*EXERCISE*:
Match on the string "план" in the entries below and return every matching line.
⁂
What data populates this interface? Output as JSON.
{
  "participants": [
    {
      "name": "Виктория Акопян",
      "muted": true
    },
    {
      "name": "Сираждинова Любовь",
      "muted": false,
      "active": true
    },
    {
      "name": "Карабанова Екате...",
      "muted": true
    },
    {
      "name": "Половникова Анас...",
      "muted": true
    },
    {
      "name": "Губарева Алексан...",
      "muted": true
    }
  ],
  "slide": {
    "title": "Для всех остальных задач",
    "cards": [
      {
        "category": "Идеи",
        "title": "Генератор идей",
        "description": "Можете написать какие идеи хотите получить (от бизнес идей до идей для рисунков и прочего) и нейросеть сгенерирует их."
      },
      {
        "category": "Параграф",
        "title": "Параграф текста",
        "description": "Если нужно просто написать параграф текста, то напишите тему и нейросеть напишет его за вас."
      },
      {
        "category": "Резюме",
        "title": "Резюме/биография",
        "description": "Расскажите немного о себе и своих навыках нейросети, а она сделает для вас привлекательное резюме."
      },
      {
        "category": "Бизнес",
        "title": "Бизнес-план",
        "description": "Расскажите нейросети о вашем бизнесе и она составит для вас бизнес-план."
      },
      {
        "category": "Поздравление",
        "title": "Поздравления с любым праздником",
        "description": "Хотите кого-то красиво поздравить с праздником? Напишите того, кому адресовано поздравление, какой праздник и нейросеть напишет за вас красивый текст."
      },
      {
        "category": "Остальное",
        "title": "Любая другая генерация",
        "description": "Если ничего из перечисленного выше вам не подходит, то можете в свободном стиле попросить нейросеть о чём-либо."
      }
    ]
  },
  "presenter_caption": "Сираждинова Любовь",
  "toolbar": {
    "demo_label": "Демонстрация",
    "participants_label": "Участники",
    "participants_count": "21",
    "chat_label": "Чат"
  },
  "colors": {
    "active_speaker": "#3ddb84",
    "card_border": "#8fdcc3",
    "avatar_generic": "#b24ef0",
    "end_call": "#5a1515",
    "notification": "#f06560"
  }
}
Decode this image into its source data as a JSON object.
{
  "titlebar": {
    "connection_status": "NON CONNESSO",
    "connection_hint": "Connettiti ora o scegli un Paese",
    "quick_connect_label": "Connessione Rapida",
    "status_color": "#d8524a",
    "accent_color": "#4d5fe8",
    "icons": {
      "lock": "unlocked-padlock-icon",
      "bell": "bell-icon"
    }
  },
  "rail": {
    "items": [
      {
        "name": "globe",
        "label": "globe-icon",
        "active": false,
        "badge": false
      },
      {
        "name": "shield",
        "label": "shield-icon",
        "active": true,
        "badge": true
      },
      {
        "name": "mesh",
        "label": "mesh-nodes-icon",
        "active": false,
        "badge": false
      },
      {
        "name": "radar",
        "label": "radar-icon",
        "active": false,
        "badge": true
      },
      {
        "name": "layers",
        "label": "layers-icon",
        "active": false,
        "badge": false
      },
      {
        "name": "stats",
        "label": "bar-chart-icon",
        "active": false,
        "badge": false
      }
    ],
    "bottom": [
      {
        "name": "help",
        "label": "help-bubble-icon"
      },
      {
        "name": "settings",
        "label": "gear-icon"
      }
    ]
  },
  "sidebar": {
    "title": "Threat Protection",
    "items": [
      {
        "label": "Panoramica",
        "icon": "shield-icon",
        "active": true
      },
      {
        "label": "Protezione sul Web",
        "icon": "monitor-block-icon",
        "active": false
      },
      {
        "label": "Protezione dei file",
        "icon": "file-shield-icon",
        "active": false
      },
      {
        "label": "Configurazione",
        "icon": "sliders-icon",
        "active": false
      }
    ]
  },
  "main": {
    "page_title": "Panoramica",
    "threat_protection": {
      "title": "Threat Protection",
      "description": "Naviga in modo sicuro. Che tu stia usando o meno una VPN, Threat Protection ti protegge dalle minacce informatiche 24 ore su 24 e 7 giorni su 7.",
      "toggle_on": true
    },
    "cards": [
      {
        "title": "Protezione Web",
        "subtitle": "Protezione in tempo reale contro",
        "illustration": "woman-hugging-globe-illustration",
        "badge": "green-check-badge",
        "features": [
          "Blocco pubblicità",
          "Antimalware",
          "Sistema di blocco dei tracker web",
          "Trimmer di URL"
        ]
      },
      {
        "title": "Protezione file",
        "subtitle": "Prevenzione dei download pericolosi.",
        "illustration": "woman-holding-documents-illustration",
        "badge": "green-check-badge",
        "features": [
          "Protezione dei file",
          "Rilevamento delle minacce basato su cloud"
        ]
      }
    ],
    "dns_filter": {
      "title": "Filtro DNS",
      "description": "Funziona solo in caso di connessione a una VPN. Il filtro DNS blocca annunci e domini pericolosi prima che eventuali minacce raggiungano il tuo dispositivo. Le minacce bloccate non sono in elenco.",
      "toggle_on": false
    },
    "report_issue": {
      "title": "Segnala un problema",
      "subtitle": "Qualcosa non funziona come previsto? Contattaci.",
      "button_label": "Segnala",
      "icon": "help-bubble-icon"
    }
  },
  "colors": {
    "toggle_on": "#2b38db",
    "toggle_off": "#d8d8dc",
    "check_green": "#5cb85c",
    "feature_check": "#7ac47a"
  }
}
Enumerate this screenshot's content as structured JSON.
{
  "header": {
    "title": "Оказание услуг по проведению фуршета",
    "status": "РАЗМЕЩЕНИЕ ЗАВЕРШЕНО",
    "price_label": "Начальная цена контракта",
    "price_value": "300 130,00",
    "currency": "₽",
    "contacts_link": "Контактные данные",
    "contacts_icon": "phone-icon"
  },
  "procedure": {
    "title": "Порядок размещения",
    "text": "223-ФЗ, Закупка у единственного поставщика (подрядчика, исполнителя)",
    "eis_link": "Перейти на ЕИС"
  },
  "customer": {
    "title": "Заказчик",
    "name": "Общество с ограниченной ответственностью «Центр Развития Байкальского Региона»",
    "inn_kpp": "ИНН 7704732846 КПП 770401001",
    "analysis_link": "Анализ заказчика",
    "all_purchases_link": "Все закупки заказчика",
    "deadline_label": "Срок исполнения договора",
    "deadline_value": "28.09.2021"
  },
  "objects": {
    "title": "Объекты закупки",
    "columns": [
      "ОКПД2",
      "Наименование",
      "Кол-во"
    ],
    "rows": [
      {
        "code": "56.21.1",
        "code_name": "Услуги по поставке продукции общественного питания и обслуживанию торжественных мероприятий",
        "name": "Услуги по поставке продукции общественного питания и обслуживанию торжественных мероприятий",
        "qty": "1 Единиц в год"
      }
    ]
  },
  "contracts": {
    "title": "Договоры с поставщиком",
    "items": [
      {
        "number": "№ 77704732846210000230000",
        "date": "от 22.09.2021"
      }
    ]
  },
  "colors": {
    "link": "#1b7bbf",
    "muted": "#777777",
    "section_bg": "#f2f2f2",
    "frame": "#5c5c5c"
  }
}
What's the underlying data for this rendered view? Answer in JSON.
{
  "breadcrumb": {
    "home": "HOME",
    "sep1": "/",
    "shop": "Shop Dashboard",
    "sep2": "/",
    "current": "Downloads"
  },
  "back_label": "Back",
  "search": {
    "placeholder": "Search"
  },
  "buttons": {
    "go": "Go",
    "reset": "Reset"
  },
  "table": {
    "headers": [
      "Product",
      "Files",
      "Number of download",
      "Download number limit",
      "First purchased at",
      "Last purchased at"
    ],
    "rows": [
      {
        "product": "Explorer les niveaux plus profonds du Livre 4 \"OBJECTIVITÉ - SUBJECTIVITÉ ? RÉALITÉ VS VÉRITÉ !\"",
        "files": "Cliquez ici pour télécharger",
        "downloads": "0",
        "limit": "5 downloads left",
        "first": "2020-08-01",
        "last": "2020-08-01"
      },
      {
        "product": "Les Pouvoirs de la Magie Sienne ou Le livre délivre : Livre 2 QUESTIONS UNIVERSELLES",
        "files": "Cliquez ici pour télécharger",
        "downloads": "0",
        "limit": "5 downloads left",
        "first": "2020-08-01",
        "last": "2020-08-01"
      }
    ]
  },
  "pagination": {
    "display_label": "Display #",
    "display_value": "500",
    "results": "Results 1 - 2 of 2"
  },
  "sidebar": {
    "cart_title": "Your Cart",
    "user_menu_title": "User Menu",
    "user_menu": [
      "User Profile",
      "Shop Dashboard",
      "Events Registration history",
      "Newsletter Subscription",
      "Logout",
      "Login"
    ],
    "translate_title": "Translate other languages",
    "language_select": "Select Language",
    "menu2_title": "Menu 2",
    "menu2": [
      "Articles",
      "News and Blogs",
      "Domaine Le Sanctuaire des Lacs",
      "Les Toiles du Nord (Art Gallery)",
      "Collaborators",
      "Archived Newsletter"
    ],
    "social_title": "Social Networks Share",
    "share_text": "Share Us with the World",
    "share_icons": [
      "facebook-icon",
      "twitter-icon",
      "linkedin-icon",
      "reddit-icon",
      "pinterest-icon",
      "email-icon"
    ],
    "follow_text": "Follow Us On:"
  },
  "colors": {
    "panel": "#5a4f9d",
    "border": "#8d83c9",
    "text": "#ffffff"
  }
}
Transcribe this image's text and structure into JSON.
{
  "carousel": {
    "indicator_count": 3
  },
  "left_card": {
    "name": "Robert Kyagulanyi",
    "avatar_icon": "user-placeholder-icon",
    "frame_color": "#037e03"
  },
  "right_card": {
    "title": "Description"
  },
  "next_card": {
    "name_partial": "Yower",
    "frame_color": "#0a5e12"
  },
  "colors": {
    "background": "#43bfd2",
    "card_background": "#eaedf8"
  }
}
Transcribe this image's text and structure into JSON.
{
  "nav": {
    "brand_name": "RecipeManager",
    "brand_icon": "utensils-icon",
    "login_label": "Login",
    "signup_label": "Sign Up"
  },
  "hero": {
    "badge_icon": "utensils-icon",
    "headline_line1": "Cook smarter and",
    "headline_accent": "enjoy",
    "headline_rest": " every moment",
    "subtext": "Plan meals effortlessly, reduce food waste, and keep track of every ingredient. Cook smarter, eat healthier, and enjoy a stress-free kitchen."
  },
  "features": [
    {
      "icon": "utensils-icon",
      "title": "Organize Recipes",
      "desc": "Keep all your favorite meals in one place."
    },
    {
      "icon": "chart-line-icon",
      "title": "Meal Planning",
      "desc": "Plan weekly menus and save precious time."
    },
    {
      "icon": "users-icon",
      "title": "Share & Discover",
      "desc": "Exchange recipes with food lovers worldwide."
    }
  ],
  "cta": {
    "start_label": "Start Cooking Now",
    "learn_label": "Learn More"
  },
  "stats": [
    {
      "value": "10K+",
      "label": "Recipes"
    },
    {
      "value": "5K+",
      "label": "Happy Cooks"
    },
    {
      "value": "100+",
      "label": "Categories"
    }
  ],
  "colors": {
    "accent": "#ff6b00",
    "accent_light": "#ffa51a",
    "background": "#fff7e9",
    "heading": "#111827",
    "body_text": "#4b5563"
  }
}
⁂
*SOLUTION FOR THIS PROBLEM*:
        "title": "Бизнес-план",
        "description": "Расскажите нейросети о вашем бизнесе и она составит для вас бизнес-план."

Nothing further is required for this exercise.